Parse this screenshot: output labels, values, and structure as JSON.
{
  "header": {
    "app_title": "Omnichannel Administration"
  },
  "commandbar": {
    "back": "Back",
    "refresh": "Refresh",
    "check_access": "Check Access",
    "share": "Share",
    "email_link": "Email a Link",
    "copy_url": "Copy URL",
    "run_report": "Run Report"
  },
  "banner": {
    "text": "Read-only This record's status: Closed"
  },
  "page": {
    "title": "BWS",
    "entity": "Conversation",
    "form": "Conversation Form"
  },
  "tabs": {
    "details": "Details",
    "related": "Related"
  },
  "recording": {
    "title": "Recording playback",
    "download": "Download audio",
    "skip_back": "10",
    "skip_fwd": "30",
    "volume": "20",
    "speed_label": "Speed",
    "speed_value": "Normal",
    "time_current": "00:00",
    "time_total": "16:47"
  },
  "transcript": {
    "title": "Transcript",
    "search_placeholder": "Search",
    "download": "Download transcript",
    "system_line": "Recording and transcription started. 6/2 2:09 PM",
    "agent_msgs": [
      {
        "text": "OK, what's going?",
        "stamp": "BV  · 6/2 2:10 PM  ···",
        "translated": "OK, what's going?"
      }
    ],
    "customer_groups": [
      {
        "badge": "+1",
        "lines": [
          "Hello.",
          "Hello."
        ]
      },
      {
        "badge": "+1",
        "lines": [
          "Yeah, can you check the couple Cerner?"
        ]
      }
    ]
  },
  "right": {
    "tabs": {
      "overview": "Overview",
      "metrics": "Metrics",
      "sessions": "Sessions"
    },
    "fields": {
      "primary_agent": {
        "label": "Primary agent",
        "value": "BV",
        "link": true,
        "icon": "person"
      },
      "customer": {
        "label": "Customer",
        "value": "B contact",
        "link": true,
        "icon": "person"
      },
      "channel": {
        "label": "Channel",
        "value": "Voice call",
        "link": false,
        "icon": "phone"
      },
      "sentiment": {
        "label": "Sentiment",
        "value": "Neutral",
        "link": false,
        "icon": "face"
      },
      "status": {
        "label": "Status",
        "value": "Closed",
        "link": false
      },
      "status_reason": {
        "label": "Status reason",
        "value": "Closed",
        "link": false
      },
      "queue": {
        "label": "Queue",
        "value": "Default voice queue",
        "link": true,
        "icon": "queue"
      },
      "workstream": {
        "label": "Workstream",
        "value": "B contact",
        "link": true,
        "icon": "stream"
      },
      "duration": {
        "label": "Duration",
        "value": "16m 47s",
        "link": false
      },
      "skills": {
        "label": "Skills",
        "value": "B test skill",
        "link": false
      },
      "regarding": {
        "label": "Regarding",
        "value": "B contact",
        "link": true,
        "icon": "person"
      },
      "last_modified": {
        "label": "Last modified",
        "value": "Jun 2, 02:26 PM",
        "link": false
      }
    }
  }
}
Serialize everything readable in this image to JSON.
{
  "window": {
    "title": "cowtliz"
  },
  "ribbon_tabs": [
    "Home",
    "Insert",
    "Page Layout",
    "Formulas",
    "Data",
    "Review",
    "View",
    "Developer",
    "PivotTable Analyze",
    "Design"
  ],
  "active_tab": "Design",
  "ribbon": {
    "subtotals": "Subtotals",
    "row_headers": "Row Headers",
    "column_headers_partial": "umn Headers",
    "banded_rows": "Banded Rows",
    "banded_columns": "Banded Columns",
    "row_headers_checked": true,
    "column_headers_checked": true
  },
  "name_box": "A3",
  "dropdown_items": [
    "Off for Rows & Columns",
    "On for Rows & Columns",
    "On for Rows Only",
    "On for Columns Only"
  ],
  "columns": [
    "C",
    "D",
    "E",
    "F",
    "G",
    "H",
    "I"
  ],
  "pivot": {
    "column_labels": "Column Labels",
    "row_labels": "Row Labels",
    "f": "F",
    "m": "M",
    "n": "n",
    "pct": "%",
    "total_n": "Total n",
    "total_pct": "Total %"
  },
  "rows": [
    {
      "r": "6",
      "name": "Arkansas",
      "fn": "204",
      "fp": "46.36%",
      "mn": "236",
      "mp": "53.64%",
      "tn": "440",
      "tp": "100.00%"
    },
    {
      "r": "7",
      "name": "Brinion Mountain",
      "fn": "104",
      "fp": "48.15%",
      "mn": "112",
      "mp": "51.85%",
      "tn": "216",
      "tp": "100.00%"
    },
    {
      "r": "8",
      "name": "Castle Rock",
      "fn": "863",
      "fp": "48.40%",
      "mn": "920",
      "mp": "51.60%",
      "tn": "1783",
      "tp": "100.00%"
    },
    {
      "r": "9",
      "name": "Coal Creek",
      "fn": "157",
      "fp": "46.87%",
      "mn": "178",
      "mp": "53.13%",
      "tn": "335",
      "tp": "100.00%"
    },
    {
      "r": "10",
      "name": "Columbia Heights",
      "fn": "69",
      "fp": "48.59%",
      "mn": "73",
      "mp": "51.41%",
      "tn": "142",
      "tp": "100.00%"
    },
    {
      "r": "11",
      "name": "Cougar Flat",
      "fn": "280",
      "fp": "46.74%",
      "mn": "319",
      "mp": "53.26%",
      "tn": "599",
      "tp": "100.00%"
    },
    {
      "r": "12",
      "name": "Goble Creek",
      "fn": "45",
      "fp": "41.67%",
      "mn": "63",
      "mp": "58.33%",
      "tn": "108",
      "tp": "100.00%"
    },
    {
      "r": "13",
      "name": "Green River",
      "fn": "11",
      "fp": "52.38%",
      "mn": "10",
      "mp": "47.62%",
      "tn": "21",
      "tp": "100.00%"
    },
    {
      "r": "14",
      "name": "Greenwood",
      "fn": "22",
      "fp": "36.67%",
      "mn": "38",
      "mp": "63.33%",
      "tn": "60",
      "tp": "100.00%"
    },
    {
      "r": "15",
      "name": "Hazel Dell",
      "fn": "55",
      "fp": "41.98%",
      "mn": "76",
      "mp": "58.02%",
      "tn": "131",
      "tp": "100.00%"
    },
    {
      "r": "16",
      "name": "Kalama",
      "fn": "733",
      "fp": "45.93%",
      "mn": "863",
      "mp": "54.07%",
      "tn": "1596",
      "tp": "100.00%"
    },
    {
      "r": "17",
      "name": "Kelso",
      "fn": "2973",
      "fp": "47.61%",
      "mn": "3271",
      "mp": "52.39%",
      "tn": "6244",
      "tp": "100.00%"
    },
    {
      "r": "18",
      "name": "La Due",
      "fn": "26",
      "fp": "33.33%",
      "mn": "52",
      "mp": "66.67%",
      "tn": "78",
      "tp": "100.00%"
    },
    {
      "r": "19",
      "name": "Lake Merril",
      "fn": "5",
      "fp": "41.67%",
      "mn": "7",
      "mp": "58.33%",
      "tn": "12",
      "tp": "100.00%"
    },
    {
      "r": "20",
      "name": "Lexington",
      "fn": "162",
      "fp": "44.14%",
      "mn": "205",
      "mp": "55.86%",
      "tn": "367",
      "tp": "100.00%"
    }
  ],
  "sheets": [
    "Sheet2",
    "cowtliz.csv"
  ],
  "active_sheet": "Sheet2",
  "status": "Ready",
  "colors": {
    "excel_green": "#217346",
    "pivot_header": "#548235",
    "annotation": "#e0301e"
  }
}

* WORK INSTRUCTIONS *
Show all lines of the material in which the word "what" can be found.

* ANSWER TO THIS TASK *
        "text": "OK, what's going?",
        "translated": "OK, what's going?"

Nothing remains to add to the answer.